Items from a data source:
########
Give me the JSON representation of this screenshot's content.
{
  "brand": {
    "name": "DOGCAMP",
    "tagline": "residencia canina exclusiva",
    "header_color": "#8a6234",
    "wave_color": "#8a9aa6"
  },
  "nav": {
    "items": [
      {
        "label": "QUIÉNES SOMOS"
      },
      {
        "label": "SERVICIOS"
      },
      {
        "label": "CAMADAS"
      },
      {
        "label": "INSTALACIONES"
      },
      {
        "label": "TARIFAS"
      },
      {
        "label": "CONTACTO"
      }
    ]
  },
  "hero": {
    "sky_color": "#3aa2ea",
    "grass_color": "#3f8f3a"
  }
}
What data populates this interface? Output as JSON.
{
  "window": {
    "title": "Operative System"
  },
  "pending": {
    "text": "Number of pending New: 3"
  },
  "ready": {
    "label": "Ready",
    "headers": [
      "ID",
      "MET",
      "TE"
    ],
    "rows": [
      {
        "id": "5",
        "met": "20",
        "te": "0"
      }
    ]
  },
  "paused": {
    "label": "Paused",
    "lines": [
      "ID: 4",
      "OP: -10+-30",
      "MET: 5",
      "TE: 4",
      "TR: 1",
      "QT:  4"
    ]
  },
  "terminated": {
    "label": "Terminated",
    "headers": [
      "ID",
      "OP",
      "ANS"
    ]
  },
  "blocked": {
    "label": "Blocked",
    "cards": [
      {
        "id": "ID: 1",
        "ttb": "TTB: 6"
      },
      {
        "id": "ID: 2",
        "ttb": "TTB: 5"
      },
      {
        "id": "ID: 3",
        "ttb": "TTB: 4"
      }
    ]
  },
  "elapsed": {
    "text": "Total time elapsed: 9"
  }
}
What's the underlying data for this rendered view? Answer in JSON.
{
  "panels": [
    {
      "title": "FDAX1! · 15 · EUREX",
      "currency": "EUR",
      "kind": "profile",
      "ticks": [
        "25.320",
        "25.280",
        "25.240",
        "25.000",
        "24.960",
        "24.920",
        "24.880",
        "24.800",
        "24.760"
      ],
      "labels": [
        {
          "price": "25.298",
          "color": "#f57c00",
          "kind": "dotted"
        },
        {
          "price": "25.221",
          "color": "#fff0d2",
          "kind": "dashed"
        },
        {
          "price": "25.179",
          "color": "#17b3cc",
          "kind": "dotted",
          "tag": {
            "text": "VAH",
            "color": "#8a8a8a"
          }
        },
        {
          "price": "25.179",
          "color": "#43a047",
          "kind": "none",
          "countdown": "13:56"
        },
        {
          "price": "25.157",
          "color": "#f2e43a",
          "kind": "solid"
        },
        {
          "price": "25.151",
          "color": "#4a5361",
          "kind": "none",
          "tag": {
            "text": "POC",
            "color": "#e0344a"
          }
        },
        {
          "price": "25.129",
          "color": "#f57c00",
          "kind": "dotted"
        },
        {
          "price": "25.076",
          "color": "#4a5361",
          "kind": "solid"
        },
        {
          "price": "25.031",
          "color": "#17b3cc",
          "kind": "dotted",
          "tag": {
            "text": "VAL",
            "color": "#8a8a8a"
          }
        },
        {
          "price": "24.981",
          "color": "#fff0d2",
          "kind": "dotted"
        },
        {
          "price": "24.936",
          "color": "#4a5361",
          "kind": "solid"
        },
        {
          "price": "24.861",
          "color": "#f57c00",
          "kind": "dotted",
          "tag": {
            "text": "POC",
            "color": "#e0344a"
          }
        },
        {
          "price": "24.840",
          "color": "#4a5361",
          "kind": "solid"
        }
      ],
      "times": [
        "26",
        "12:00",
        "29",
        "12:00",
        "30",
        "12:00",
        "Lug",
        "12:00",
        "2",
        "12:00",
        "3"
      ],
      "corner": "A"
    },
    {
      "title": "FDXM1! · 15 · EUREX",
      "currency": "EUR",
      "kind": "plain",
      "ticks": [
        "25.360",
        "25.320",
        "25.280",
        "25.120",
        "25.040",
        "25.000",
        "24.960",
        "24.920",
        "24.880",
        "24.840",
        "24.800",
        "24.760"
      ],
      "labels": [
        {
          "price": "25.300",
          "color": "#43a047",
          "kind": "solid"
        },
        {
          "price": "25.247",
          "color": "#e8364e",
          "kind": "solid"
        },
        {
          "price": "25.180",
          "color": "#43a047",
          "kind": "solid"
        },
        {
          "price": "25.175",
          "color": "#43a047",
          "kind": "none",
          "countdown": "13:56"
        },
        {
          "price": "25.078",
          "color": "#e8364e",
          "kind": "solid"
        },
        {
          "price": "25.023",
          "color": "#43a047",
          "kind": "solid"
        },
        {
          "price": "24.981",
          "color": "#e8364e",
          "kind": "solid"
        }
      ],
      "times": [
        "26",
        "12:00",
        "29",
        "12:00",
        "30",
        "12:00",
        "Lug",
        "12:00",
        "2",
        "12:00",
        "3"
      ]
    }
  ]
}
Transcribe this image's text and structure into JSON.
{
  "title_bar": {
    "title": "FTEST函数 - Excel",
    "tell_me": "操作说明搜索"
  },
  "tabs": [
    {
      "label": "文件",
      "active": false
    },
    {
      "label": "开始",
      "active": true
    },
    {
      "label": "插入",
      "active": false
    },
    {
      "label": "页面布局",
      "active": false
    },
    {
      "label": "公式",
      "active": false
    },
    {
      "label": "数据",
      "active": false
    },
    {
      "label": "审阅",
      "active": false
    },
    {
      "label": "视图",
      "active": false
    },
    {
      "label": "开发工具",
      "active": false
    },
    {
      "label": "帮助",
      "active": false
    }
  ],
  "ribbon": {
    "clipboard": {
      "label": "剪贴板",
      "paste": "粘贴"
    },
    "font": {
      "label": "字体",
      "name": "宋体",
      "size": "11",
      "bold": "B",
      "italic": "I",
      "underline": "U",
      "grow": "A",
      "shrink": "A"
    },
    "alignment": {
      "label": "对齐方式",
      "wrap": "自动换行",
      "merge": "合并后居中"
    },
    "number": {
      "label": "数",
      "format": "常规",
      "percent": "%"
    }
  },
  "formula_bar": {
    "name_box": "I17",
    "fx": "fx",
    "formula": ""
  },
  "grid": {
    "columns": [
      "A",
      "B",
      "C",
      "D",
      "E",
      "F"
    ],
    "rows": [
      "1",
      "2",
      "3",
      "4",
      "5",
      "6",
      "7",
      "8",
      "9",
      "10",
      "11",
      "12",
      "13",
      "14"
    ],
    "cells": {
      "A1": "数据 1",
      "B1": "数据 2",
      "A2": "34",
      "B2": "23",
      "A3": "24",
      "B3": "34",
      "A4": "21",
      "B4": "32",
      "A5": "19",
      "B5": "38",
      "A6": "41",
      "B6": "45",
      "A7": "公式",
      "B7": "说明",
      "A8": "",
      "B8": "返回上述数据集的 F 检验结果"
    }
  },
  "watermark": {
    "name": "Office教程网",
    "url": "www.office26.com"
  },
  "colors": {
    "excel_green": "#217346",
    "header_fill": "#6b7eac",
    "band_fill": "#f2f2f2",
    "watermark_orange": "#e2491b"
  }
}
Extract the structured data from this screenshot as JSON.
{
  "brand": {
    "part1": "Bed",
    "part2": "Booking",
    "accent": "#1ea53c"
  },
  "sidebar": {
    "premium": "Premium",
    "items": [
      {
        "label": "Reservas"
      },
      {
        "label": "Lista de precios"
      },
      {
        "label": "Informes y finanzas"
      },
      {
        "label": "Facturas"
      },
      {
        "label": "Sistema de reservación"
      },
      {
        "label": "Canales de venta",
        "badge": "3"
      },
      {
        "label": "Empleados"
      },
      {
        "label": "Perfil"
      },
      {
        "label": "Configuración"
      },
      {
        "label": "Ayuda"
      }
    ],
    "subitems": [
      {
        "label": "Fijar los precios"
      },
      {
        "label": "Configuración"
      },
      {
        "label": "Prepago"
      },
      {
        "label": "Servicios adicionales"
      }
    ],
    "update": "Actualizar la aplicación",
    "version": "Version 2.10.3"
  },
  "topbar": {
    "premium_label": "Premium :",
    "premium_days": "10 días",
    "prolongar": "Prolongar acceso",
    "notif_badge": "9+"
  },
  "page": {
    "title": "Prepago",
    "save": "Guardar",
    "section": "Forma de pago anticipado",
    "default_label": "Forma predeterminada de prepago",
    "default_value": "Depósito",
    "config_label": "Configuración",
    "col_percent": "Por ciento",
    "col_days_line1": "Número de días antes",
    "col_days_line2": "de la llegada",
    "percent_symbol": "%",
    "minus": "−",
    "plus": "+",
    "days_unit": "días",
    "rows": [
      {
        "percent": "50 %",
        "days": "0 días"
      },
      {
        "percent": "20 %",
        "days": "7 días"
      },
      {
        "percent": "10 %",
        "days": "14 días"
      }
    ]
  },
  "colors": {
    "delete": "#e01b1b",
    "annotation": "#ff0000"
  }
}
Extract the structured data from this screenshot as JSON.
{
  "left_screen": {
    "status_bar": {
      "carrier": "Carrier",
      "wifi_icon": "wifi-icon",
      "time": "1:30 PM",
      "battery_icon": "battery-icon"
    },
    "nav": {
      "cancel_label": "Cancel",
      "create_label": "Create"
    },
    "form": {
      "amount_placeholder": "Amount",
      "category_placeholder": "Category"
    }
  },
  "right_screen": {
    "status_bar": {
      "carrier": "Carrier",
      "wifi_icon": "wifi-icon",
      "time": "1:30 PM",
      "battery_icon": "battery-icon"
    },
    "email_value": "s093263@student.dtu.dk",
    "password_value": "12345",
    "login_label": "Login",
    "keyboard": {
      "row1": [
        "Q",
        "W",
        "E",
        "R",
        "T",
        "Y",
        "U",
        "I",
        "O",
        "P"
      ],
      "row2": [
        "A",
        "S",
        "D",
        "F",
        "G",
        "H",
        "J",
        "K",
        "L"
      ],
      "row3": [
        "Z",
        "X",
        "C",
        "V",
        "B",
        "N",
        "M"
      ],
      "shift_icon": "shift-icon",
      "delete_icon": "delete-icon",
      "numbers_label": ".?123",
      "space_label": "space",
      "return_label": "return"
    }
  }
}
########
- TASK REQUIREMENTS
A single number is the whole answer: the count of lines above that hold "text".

- OUTPUT FOR THIS TASK
7